This past summer, my church was a cafeteria table.
My church was a downtown café in an unfamiliar neighborhood.
My church was the Monon Trail and my Sunday best featured a pair of Mizuno Wave Inspire runners.
My preacher of sorts was a talented, refreshing rapper from Chicago.
My homilies came in the form of 7- and 8- and 9-year-olds’ life stories.
And my prayer?
I love my parish back home, where I received my First Communion, graduated eighth grade, sang in the children’s choir, where I’ve walked down the carpeted aisles since I was a little nugget, where I’ve fainted (along with both of my siblings), where my faith has evolved over two decades.
However, this summer I encountered Jesus in less formal settings and heard the Word through new channels. Through my headphones as I listened to Chance the Rapper’s “All We Got” while running on the Monon; through the voice of a ten-year-old boy as he told me how he recognized his parents’ weariness; through the early morning pep talks and power stances my mom exercised as she told my sister, “Repeat after me: I am STRONG! I am SMART! I can do ANYTHING!” (10/10 would recommend starting your day this way.)
A few weeks into the summer, I started my internship with the Indiana Writers Center, working with kids at the St. Florian summer camp. Around that time, my sister introduced me to Chance the Rapper (late to the party, I know). After writing with the kids at camp, I would post up at Calvin Fletcher’s Coffee Company and transcribe their stories—sometimes chuckling to myself, sometimes swallowing a heavy lump in my throat. These children shared their deepest feelings with me and unknowingly showed me a different corner of Indianapolis.

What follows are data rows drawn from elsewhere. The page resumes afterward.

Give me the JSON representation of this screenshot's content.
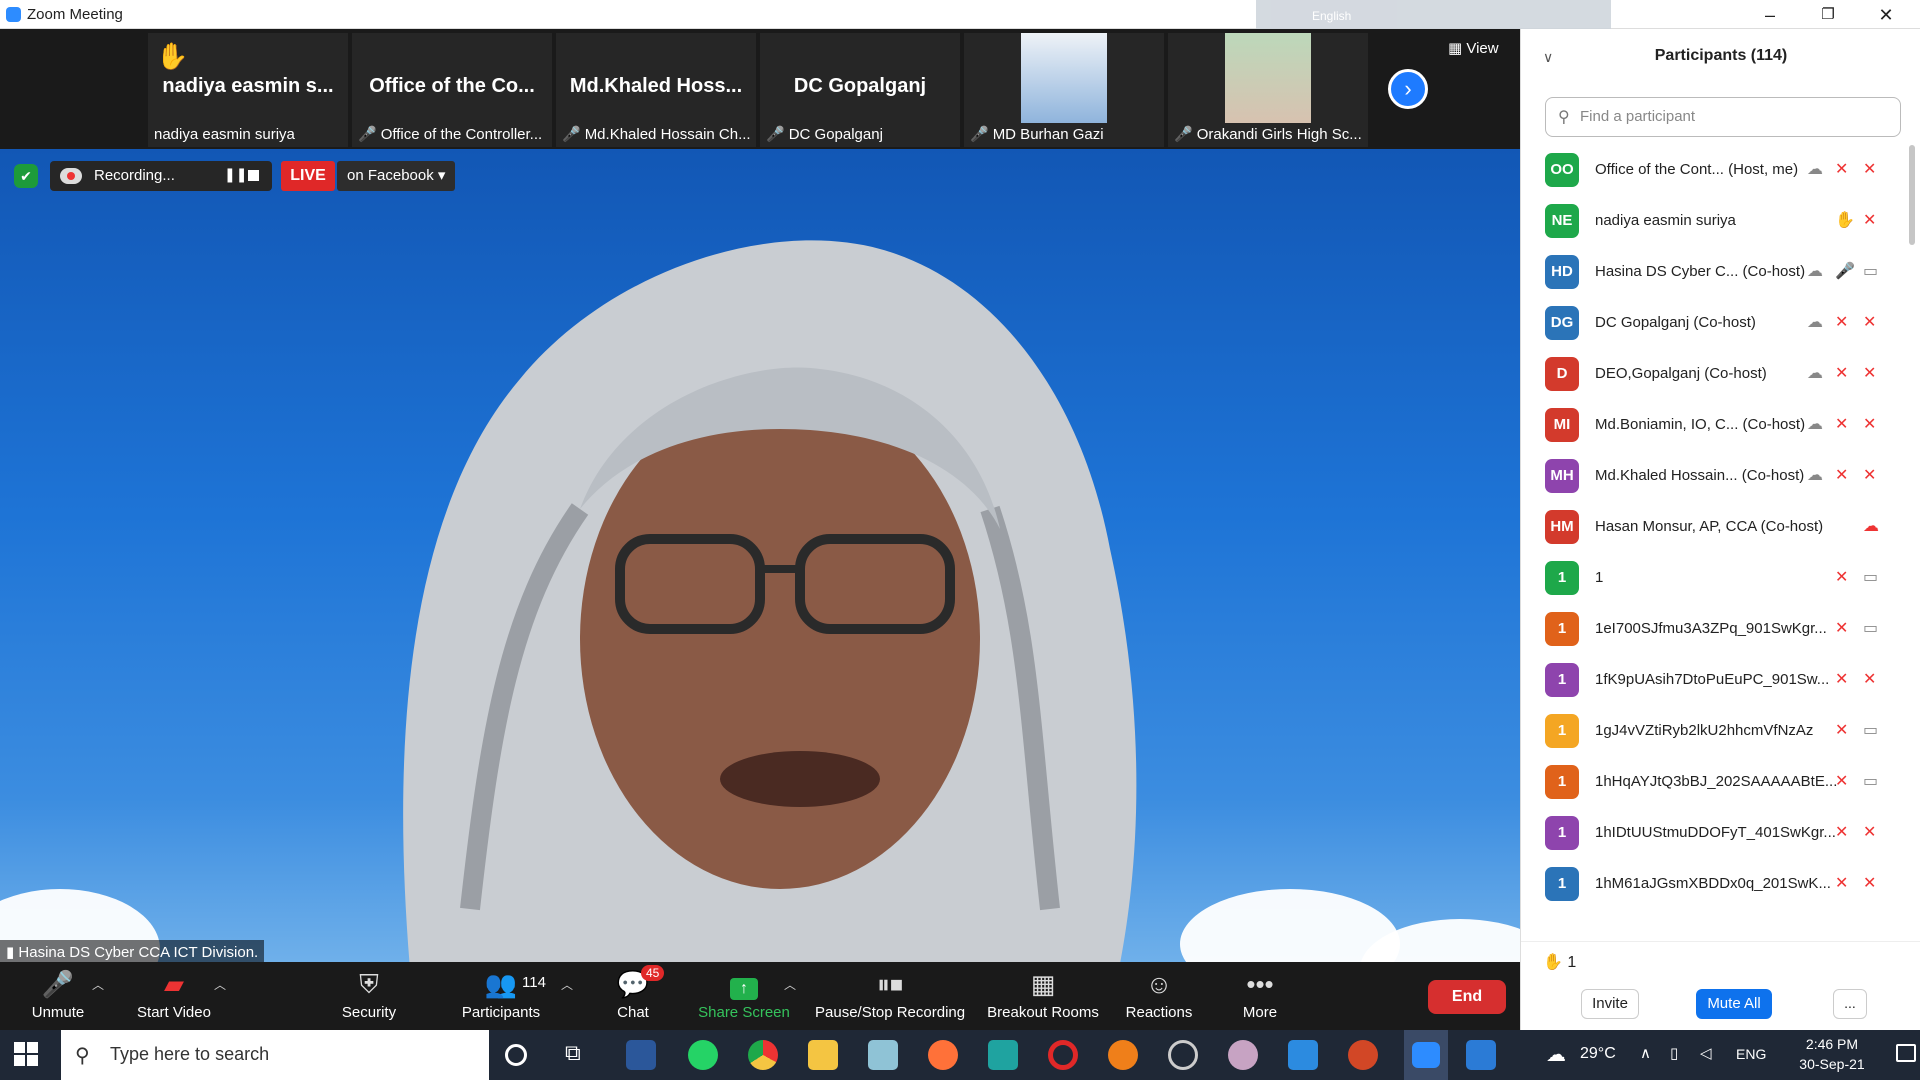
{
  "window": {
    "title": "Zoom Meeting",
    "ime_lang": "English"
  },
  "thumbnails": [
    {
      "big": "nadiya easmin s...",
      "small": "nadiya easmin suriya",
      "hand": true,
      "muted": false
    },
    {
      "big": "Office of the Co...",
      "small": "Office of the Controller...",
      "muted": true
    },
    {
      "big": "Md.Khaled  Hoss...",
      "small": "Md.Khaled Hossain Ch...",
      "muted": true
    },
    {
      "big": "DC Gopalganj",
      "small": "DC Gopalganj",
      "muted": true
    },
    {
      "big": "",
      "small": "MD Burhan Gazi",
      "muted": true,
      "video": true
    },
    {
      "big": "",
      "small": "Orakandi Girls High Sc...",
      "muted": true,
      "video": true
    }
  ],
  "view_label": "View",
  "recording": {
    "label": "Recording...",
    "live": "LIVE",
    "destination": "on Facebook"
  },
  "speaker_name": "Hasina DS Cyber CCA ICT Division.",
  "toolbar": {
    "unmute": "Unmute",
    "start_video": "Start Video",
    "security": "Security",
    "participants": "Participants",
    "participants_count": "114",
    "chat": "Chat",
    "chat_badge": "45",
    "share_screen": "Share Screen",
    "pause_stop": "Pause/Stop Recording",
    "breakout": "Breakout Rooms",
    "reactions": "Reactions",
    "more": "More",
    "end": "End"
  },
  "panel": {
    "title": "Participants (114)",
    "search_placeholder": "Find a participant",
    "participants": [
      {
        "initials": "OO",
        "color": "#1ea84a",
        "name": "Office of the Cont... (Host, me)"
      },
      {
        "initials": "NE",
        "color": "#1ea84a",
        "name": "nadiya easmin suriya"
      },
      {
        "initials": "HD",
        "color": "#2b74b8",
        "name": "Hasina DS Cyber C... (Co-host)"
      },
      {
        "initials": "DG",
        "color": "#2b74b8",
        "name": "DC Gopalganj (Co-host)"
      },
      {
        "initials": "D",
        "color": "#d33a2c",
        "name": "DEO,Gopalganj (Co-host)"
      },
      {
        "initials": "MI",
        "color": "#d33a2c",
        "name": "Md.Boniamin, IO, C... (Co-host)"
      },
      {
        "initials": "MH",
        "color": "#8e44ad",
        "name": "Md.Khaled Hossain... (Co-host)"
      },
      {
        "initials": "HM",
        "color": "#d33a2c",
        "name": "Hasan Monsur, AP, CCA (Co-host)"
      },
      {
        "initials": "1",
        "color": "#1ea84a",
        "name": "1"
      },
      {
        "initials": "1",
        "color": "#e0621a",
        "name": "1eI700SJfmu3A3ZPq_901SwKgr..."
      },
      {
        "initials": "1",
        "color": "#8e44ad",
        "name": "1fK9pUAsih7DtoPuEuPC_901Sw..."
      },
      {
        "initials": "1",
        "color": "#f4a623",
        "name": "1gJ4vVZtiRyb2lkU2hhcmVfNzAz"
      },
      {
        "initials": "1",
        "color": "#e0621a",
        "name": "1hHqAYJtQ3bBJ_202SAAAAABtE..."
      },
      {
        "initials": "1",
        "color": "#8e44ad",
        "name": "1hIDtUUStmuDDOFyT_401SwKgr..."
      },
      {
        "initials": "1",
        "color": "#2b74b8",
        "name": "1hM61aJGsmXBDDx0q_201SwK..."
      }
    ],
    "raised_hands": "1",
    "invite": "Invite",
    "mute_all": "Mute All",
    "more": "..."
  },
  "taskbar": {
    "search_placeholder": "Type here to search",
    "temperature": "29°C",
    "language": "ENG",
    "time": "2:46 PM",
    "date": "30-Sep-21"
  }
}
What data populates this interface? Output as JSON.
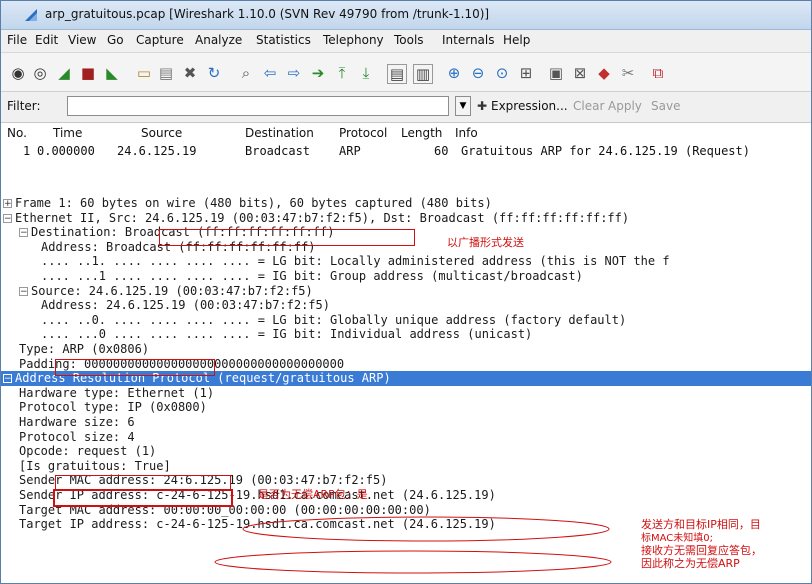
{
  "window": {
    "title": "arp_gratuitous.pcap  [Wireshark 1.10.0  (SVN Rev 49790 from /trunk-1.10)]"
  },
  "menu": [
    "File",
    "Edit",
    "View",
    "Go",
    "Capture",
    "Analyze",
    "Statistics",
    "Telephony",
    "Tools",
    "Internals",
    "Help"
  ],
  "toolbar_icons": [
    "start-capture-icon",
    "capture-options-icon",
    "shark-fin-icon",
    "stop-capture-icon",
    "restart-capture-icon",
    "open-file-icon",
    "save-file-icon",
    "close-file-icon",
    "reload-icon",
    "find-icon",
    "back-icon",
    "forward-icon",
    "go-to-packet-icon",
    "first-packet-icon",
    "last-packet-icon",
    "colorize-icon",
    "auto-scroll-icon",
    "zoom-in-icon",
    "zoom-out-icon",
    "zoom-normal-icon",
    "resize-columns-icon",
    "capture-filters-icon",
    "display-filters-icon",
    "coloring-rules-icon",
    "preferences-icon",
    "help-icon"
  ],
  "filter": {
    "label": "Filter:",
    "value": "",
    "expression": "Expression...",
    "clear": "Clear",
    "apply": "Apply",
    "save": "Save"
  },
  "packet_list": {
    "headers": [
      "No.",
      "Time",
      "Source",
      "Destination",
      "Protocol",
      "Length",
      "Info"
    ],
    "rows": [
      {
        "no": "1",
        "time": "0.000000",
        "source": "24.6.125.19",
        "destination": "Broadcast",
        "protocol": "ARP",
        "length": "60",
        "info": "Gratuitous ARP for 24.6.125.19 (Request)"
      }
    ]
  },
  "details": [
    {
      "indent": 0,
      "expander": "+",
      "text": "Frame 1: 60 bytes on wire (480 bits), 60 bytes captured (480 bits)"
    },
    {
      "indent": 0,
      "expander": "−",
      "text": "Ethernet II, Src: 24.6.125.19 (00:03:47:b7:f2:f5), Dst: Broadcast (ff:ff:ff:ff:ff:ff)"
    },
    {
      "indent": 1,
      "expander": "−",
      "text": "Destination: Broadcast (ff:ff:ff:ff:ff:ff)"
    },
    {
      "indent": 2,
      "expander": "",
      "text": "Address: Broadcast (ff:ff:ff:ff:ff:ff)"
    },
    {
      "indent": 2,
      "expander": "",
      "text": ".... ..1. .... .... .... .... = LG bit: Locally administered address (this is NOT the f"
    },
    {
      "indent": 2,
      "expander": "",
      "text": ".... ...1 .... .... .... .... = IG bit: Group address (multicast/broadcast)"
    },
    {
      "indent": 1,
      "expander": "−",
      "text": "Source: 24.6.125.19 (00:03:47:b7:f2:f5)"
    },
    {
      "indent": 2,
      "expander": "",
      "text": "Address: 24.6.125.19 (00:03:47:b7:f2:f5)"
    },
    {
      "indent": 2,
      "expander": "",
      "text": ".... ..0. .... .... .... .... = LG bit: Globally unique address (factory default)"
    },
    {
      "indent": 2,
      "expander": "",
      "text": ".... ...0 .... .... .... .... = IG bit: Individual address (unicast)"
    },
    {
      "indent": 1,
      "expander": "",
      "text": "Type: ARP (0x0806)"
    },
    {
      "indent": 1,
      "expander": "",
      "text": "Padding: 000000000000000000000000000000000000"
    },
    {
      "indent": 0,
      "expander": "−",
      "text": "Address Resolution Protocol (request/gratuitous ARP)",
      "selected": true
    },
    {
      "indent": 1,
      "expander": "",
      "text": "Hardware type: Ethernet (1)"
    },
    {
      "indent": 1,
      "expander": "",
      "text": "Protocol type: IP (0x0800)"
    },
    {
      "indent": 1,
      "expander": "",
      "text": "Hardware size: 6"
    },
    {
      "indent": 1,
      "expander": "",
      "text": "Protocol size: 4"
    },
    {
      "indent": 1,
      "expander": "",
      "text": "Opcode: request (1)"
    },
    {
      "indent": 1,
      "expander": "",
      "text": "[Is gratuitous: True]"
    },
    {
      "indent": 1,
      "expander": "",
      "text": "Sender MAC address: 24:6.125.19 (00:03:47:b7:f2:f5)"
    },
    {
      "indent": 1,
      "expander": "",
      "text": "Sender IP address: c-24-6-125-19.hsd1.ca.comcast.net (24.6.125.19)"
    },
    {
      "indent": 1,
      "expander": "",
      "text": "Target MAC address: 00:00:00_00:00:00 (00:00:00:00:00:00)"
    },
    {
      "indent": 1,
      "expander": "",
      "text": "Target IP address: c-24-6-125-19.hsd1.ca.comcast.net (24.6.125.19)"
    }
  ],
  "annotations": {
    "broadcast_note": "以广播形式发送",
    "gratuitous_note": "是否为无偿ARP包：是",
    "side_note_1": "发送方和目标IP相同，目",
    "side_note_2": "标MAC未知填0;",
    "side_note_3": "接收方无需回复应答包，",
    "side_note_4": "因此称之为无偿ARP"
  },
  "colors": {
    "selection": "#3a7bd5",
    "annotation": "#d01010"
  }
}
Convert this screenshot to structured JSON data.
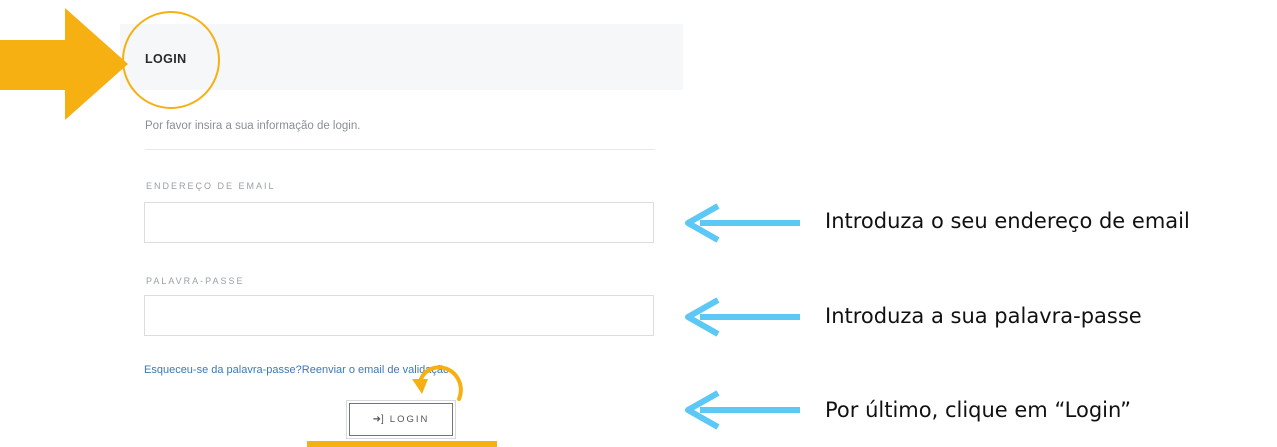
{
  "login_form": {
    "title": "LOGIN",
    "intro": "Por favor insira a sua informação de login.",
    "email_label": "ENDEREÇO DE EMAIL",
    "email_value": "",
    "password_label": "PALAVRA-PASSE",
    "password_value": "",
    "forgot_link": "Esqueceu-se da palavra-passe?",
    "resend_link": "Reenviar o email de validação.",
    "submit_icon": "sign-in-icon",
    "submit_label": "LOGIN"
  },
  "annotations": {
    "email_instruction": "Introduza o seu endereço de email",
    "password_instruction": "Introduza a sua palavra-passe",
    "login_instruction": "Por último, clique em “Login”",
    "highlight_color": "#f6b012",
    "arrow_color": "#5bc8f5"
  }
}
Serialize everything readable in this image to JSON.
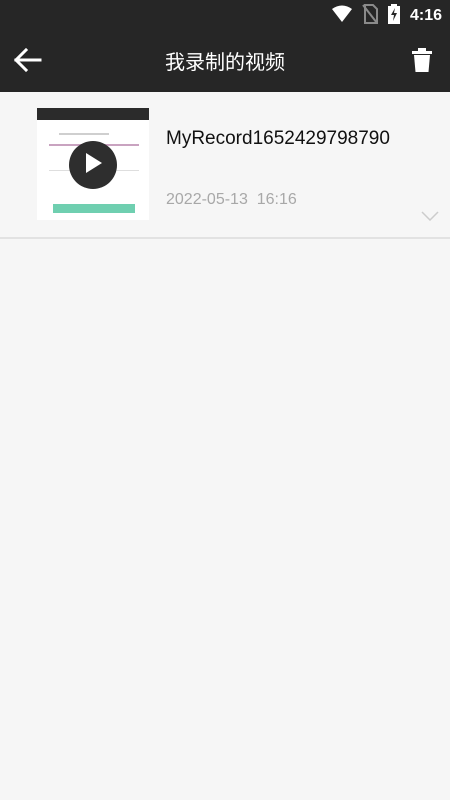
{
  "status_bar": {
    "time": "4:16",
    "icons": [
      "wifi-icon",
      "no-sim-icon",
      "battery-charging-icon"
    ]
  },
  "app_bar": {
    "title": "我录制的视频",
    "back_icon": "arrow-left-icon",
    "delete_icon": "trash-icon"
  },
  "videos": [
    {
      "name": "MyRecord1652429798790",
      "date": "2022-05-13  16:16",
      "play_icon": "play-icon",
      "expand_icon": "chevron-down-icon"
    }
  ],
  "colors": {
    "app_bar": "#262626",
    "background": "#f6f6f6",
    "date_text": "#a8a8a8"
  }
}
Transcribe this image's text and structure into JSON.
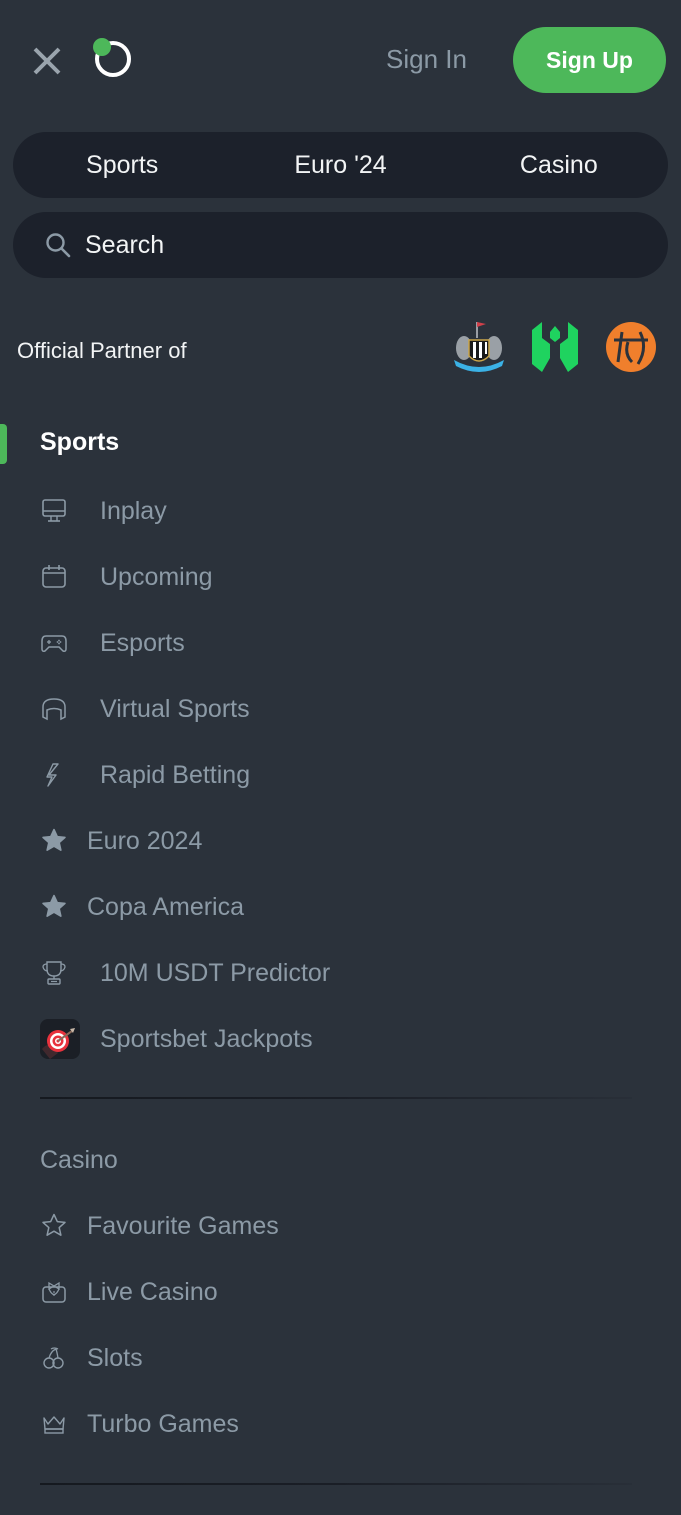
{
  "header": {
    "close_icon": "close-icon",
    "logo_icon": "brand-logo-icon",
    "sign_in_label": "Sign In",
    "sign_up_label": "Sign Up",
    "accent_color": "#4db85a"
  },
  "tabs": [
    {
      "label": "Sports"
    },
    {
      "label": "Euro '24"
    },
    {
      "label": "Casino"
    }
  ],
  "search": {
    "placeholder": "Search",
    "value": ""
  },
  "partner": {
    "label": "Official Partner of",
    "logos": [
      "newcastle-united-crest",
      "green-shield-logo",
      "orange-basketball-logo"
    ]
  },
  "sports_section": {
    "title": "Sports",
    "items": [
      {
        "label": "Inplay",
        "icon": "monitor-icon"
      },
      {
        "label": "Upcoming",
        "icon": "calendar-icon"
      },
      {
        "label": "Esports",
        "icon": "gamepad-icon"
      },
      {
        "label": "Virtual Sports",
        "icon": "headset-icon"
      },
      {
        "label": "Rapid Betting",
        "icon": "lightning-icon"
      },
      {
        "label": "Euro 2024",
        "icon": "star-filled-icon"
      },
      {
        "label": "Copa America",
        "icon": "star-filled-icon"
      },
      {
        "label": "10M USDT Predictor",
        "icon": "trophy-icon"
      },
      {
        "label": "Sportsbet Jackpots",
        "icon": "target-icon"
      }
    ]
  },
  "casino_section": {
    "title": "Casino",
    "items": [
      {
        "label": "Favourite Games",
        "icon": "star-outline-icon"
      },
      {
        "label": "Live Casino",
        "icon": "dealer-icon"
      },
      {
        "label": "Slots",
        "icon": "cherries-icon"
      },
      {
        "label": "Turbo Games",
        "icon": "crown-icon"
      }
    ]
  }
}
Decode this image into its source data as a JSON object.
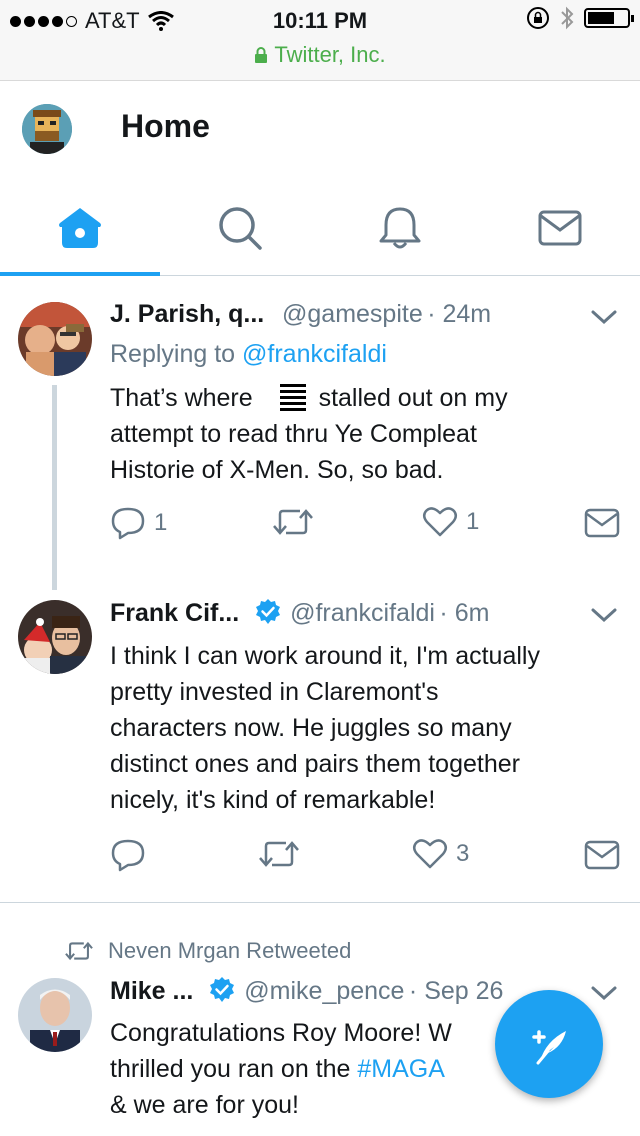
{
  "status_bar": {
    "carrier": "AT&T",
    "time": "10:11 PM",
    "url": "Twitter, Inc."
  },
  "header": {
    "title": "Home"
  },
  "tabs": [
    {
      "name": "home",
      "active": true
    },
    {
      "name": "search",
      "active": false
    },
    {
      "name": "notifications",
      "active": false
    },
    {
      "name": "messages",
      "active": false
    }
  ],
  "tweets": [
    {
      "name": "J. Parish, q...",
      "handle": "@gamespite",
      "time": "· 24m",
      "reply_prefix": "Replying to ",
      "reply_to": "@frankcifaldi",
      "text_line1a": "That’s where",
      "text_line1b": "stalled out on my",
      "text_line2": "attempt to read thru Ye Compleat",
      "text_line3": "Historie of X-Men. So, so bad.",
      "replies": "1",
      "retweets": "",
      "likes": "1"
    },
    {
      "name": "Frank Cif...",
      "handle": "@frankcifaldi",
      "time": "· 6m",
      "verified": true,
      "text_lines": [
        "I think I can work around it, I'm actually",
        "pretty invested in Claremont's",
        "characters now. He juggles so many",
        "distinct ones and pairs them together",
        "nicely, it's kind of remarkable!"
      ],
      "replies": "",
      "retweets": "",
      "likes": "3"
    },
    {
      "retweeted_by": "Neven Mrgan Retweeted",
      "name": "Mike ...",
      "handle": "@mike_pence",
      "time": "· Sep 26",
      "verified": true,
      "text_line1": "Congratulations Roy Moore! W",
      "text_line2a": "thrilled you ran on the ",
      "text_line2_link": "#MAGA",
      "text_line3": "& we are for you!"
    }
  ],
  "colors": {
    "accent": "#1da1f2",
    "secondary": "#657786",
    "verified": "#1da1f2"
  }
}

One day, while transcribing at Calvin Fletcher’s, I listened to Chance’s newest album “Coloring Book” approximately 20 times. After a spiritually charged but Mass-absent summer, I felt a twinge of Catholic guilt. But as I continued to listen to Chance’s album, I recognized and interpreted his words as a supplemental kind of spirituality. Certain lines stood out:
Public. Speaking to God isn’t limited to His house or a spiritual little corner in front of a cross because human beings are little walking vessels of God’s light. Wherever they are—an IPS school downtown, for example—God also is. “I am happy because I can still feel my grandmother in my heart,” wrote one of our young St. Florian writers, Justin. Speaking kindly and deeply to each other—loved ones and strangers and insightful, resilient kiddos alike—must be some kind of way of praying.
I think of my small but mighty St. Florian friends, telling me their stories of mastering stampedes while mastering stampedes by telling their stories. A lot of young writers actually wrote about their resemblances to lions and lionesses because of their strength. My eight-year-old buddy Jeffrey wrote, “I was sad when my mom died and it happened 3 months ago. It was from breast cancer…At the funeral I told her, ‘I’ll see you later.’” Jeffrey still wrote, still smiled, still showed up and showed me what mastering stampedes at the age of 8 looked like. More recently, I think of close friends gracefully mastering stampedes of grief, overcoming metaphorical wildebeest with beyond-human strength.
“I think we mutual fans.”
I’d like to think God has a sense of humor—that he delights in us—and if God listens to music, I have no doubt he’s a Chance fan. I also think He roots for us in our accomplishments. It’s a pretty fun thing to imagine God with a foam finger, cheering us on from the stands, as we approach the batter’s box in this crazy game of life.
I’m not sure how or when it started, but my roommates and I have fallen into the natural habit of calling each other angels. Never before in my life have I felt so aware of the angelic humans surrounding me both at school and home. My St. Florian angels still surround me with their words sitting on my dresser at school and the sweet imprint they left on my life. Sometimes when I wear my glasses at school, I chuckle and think of my little St. Florian friend Lauren: “I don’t like your glasses,” she once told me, “I can’t see your face well.”
There’s no way for me to know Chance’s intentions when he wrote these lines. I learned in one of my journalism arts reporting classes this semester that you don’t have to be an opera aficionado to have a valid opinion of a performance; if you experience the art and if it moves you, then you have the right to feel a certain way about it. I don’t mean to compartmentalize his reach or message either; his songs can land on different ears and still perform.
Chance raps real words without the pedestal, praise without the shame, with equal parts optimism and strength and humor and cool. He’s the only radio companion that could appropriately suit both a Friday night and a Sunday morning. “Coloring Book” hit me at a time when I needed God’s message through a different channel—and some new sick beats for my running playlist.